- **Exercise directions**: Return the listing below unchanged, except that the pictures are dropped.

- **Given entries**:
☆ ☆ ☆ ☆ ☆ ☆ ☆
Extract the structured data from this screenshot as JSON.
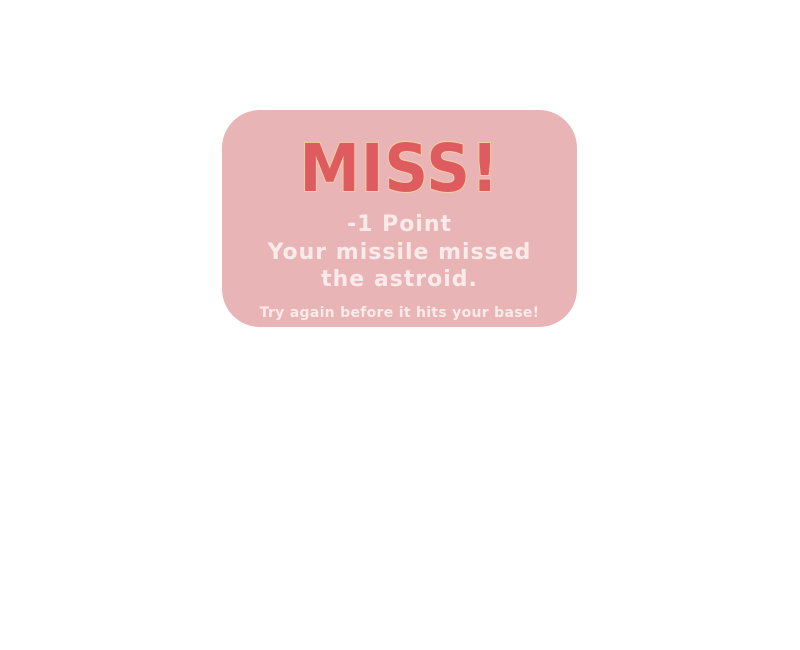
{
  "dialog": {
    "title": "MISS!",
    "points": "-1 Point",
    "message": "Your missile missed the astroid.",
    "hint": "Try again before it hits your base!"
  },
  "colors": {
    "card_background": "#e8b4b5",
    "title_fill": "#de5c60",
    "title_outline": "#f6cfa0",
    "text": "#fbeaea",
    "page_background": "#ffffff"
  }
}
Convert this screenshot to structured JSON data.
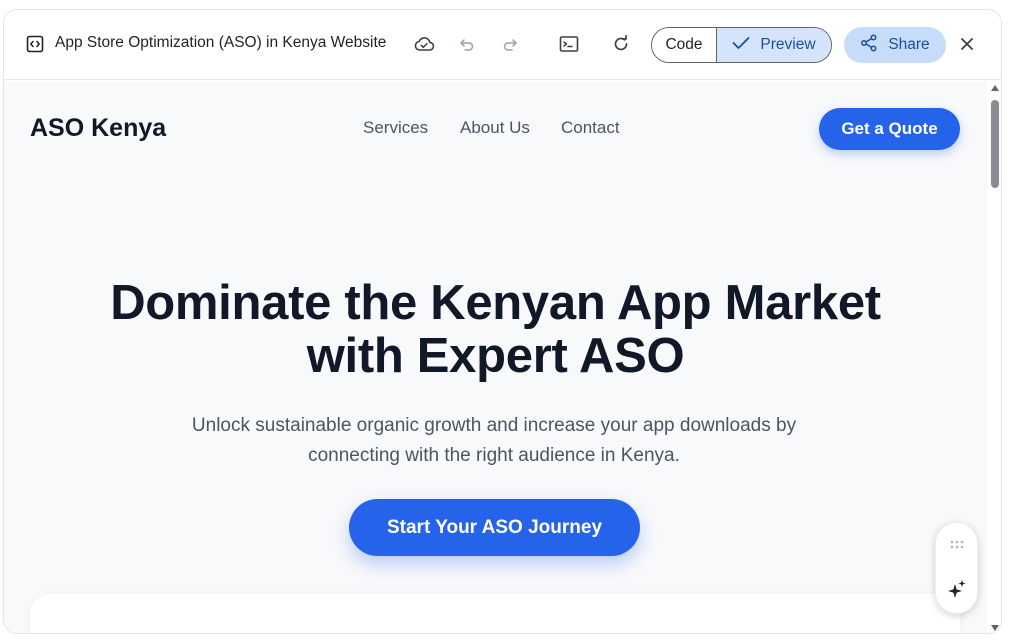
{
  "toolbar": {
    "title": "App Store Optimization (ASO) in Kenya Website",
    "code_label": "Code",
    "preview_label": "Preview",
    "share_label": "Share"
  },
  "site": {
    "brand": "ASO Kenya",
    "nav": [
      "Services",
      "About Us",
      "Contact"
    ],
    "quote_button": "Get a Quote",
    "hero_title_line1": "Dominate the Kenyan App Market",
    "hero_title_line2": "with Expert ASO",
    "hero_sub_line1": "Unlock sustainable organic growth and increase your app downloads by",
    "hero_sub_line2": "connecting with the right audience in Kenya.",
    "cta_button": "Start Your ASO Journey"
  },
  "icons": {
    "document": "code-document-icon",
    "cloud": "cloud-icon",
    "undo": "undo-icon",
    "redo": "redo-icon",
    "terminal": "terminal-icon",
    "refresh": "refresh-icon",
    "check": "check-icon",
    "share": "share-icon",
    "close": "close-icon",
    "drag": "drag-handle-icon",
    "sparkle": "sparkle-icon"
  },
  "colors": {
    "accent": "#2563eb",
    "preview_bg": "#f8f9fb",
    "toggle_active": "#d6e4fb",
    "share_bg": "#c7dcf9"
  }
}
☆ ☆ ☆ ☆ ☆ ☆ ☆
- **Response to the task**:
Extract the structured data from this screenshot as JSON.
{
  "dialog": {
    "title": "MISS!",
    "points": "-1 Point",
    "message": "Your missile missed the astroid.",
    "hint": "Try again before it hits your base!"
  },
  "colors": {
    "card_background": "#e8b4b5",
    "title_fill": "#de5c60",
    "title_outline": "#f6cfa0",
    "text": "#fbeaea",
    "page_background": "#ffffff"
  }
}
Convert this screenshot to structured JSON data.
{
  "toolbar": {
    "title": "App Store Optimization (ASO) in Kenya Website",
    "code_label": "Code",
    "preview_label": "Preview",
    "share_label": "Share"
  },
  "site": {
    "brand": "ASO Kenya",
    "nav": [
      "Services",
      "About Us",
      "Contact"
    ],
    "quote_button": "Get a Quote",
    "hero_title_line1": "Dominate the Kenyan App Market",
    "hero_title_line2": "with Expert ASO",
    "hero_sub_line1": "Unlock sustainable organic growth and increase your app downloads by",
    "hero_sub_line2": "connecting with the right audience in Kenya.",
    "cta_button": "Start Your ASO Journey"
  },
  "icons": {
    "document": "code-document-icon",
    "cloud": "cloud-icon",
    "undo": "undo-icon",
    "redo": "redo-icon",
    "terminal": "terminal-icon",
    "refresh": "refresh-icon",
    "check": "check-icon",
    "share": "share-icon",
    "close": "close-icon",
    "drag": "drag-handle-icon",
    "sparkle": "sparkle-icon"
  },
  "colors": {
    "accent": "#2563eb",
    "preview_bg": "#f8f9fb",
    "toggle_active": "#d6e4fb",
    "share_bg": "#c7dcf9"
  }
}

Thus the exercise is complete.